Women's No. 4: Agnieszka Radwańska
Agnieszka Radwańska seemed to be capped out at the quarterfinal round at Grand Slams, reaching and losing in the quarterfinals five times before her surprise runner-up finish at Wimbledon in 2012. Her Wimbledon result was no fluke, as Radwańska won three WTA tournaments in 2011 and 2012, including the Miami Masters in 2012. It appears that at 23 years old, Radwańska's game has reached a new level.
2013 has started off well for Radwańska, who won the ASB Classic in Auckland, the 11th overall title of her career. She plays well on Melbourne's courts, and she should improve on her two consecutive quarterfinal exits at the Australian Open. Of the top players not named Serena Williams, she has as good a chance as just about anyone of making the finals in Australia.
Women's No. 3: Serena Williams
Anyone who hoped Serena Williams' dominant run in the second half 2012 was a late career fluke was surely disappointed when she won the Brisbane International without dropping a single set.
While Williams was unimpressive in the first half of 2012, exiting in the fourth round of the Australian Open and the first round of the French Open, she still collected two tournament victories before her surprise win at Wimbledon. With momentum on her side, Williams then won a gold medal at the London Olympics, the U.S. Open, the WTA Tour Championships and one more regular tournament for good measure.
At this point Williams looks downright unbeatable, as reflected in the 10/11 odds handicappers are requiring to bet on her. Williams is 31 years old, and eventually she will begin to decline with age, but it doesn't appear that she is anywhere near reaching that point yet.
It will take a brave individual to bet against Serena in Melbourne.
Women's No. 2: Maria Sharapova
Though she appeared completely overmatched in her Olympic gold medal match against Serena Williams, Maria Sharapova turned in an outstanding performance in 2012. Aside from the obvious—winning the French Open—she reached the final of the Australian Open, took home an Olympic silver medal, claimed victory in Rome and Stuttgart and finished as runner-up at Indian Wells, Miami and the China Open.
Sharapova withdrew from the Brisbane International due to a collarbone injury, so the Australian Open will offer the first opportunity to assess Sharapova's game in 2013. With all of the ups and downs of her career, it is hard to believe she is only 25 years old, but Sharapova has reached at least the quarterfinal round in 18 Grand Slam tournaments, and has not exited before the third round since the 2010 Australian Open.
As a former winner of the Australian Open and two-time runner-up, Sharapova has a very strong chance of winning in Melbourne, particularly if she does not have to face rival Serena Williams.
Women's No. 1: Victoria Azarenka
Victoria Azarenka has to be feeling confident heading into the 2013 Australian Open: of the six WTA titles that she earned in 2012, two were won in Australia (the Australian Open and the Sydney International) and all were on hard courts.
Azarenka suffered a devastating and close loss to Serena Williams in the final of the U.S. Open, losing to Williams for the eighth consecutive time, and fell to Williams for a ninth time at the WTA Tour Championships.
As well as Azarenka has played in the past year, which included a fourth round run at the French Open and semifinal exit at Wimbledon, in addition to her Australian and U.S. Open successes, until she proves that she can beat Williams, it is hard to have much faith in Azarenka's chances.

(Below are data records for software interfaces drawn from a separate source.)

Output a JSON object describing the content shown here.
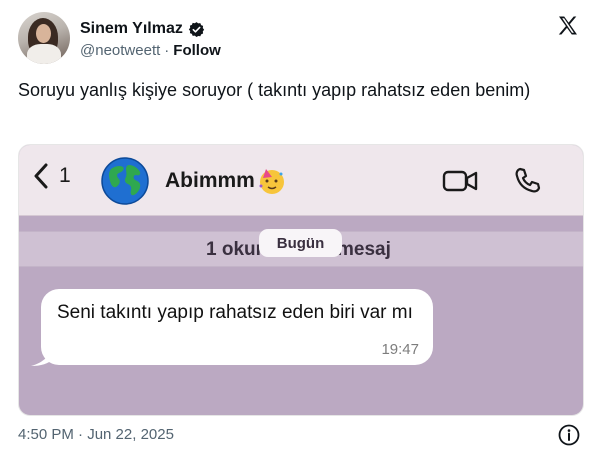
{
  "tweet": {
    "author_name": "Sinem Yılmaz",
    "handle": "@neotweett",
    "separator": "·",
    "follow_label": "Follow",
    "text": "Soruyu yanlış kişiye soruyor ( takıntı yapıp rahatsız eden benim)",
    "timestamp": "4:50 PM · Jun 22, 2025"
  },
  "chat": {
    "back_count": "1",
    "contact_name": "Abimmm",
    "unread_left": "1 okur",
    "unread_right": "mesaj",
    "date_label": "Bugün",
    "message_text": "Seni takıntı yapıp rahatsız eden biri var mı",
    "message_time": "19:47"
  },
  "colors": {
    "accent": "#1d9bf0",
    "chat_background": "#bba9c2",
    "chat_header": "#efe7ec"
  },
  "icons": [
    "verified-badge-icon",
    "x-logo-icon",
    "back-chevron-icon",
    "globe-icon",
    "party-face-icon",
    "video-call-icon",
    "phone-call-icon",
    "info-icon"
  ]
}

She came close to winning in the final at the U.S. Open, but Williams came back strong from behind in the final set. Azarenka's withdrawal from her semifinal match against Williams at the Brisbane International due to an infection surely will not do anything to help in this quest.
Azarenka is a tremendously talented player, and she is a safe bet to go very deep in the Australian Open. But if Williams is playing anywhere near her best, Azarenka will have to show something she has not yet shown if she is going to defend her title.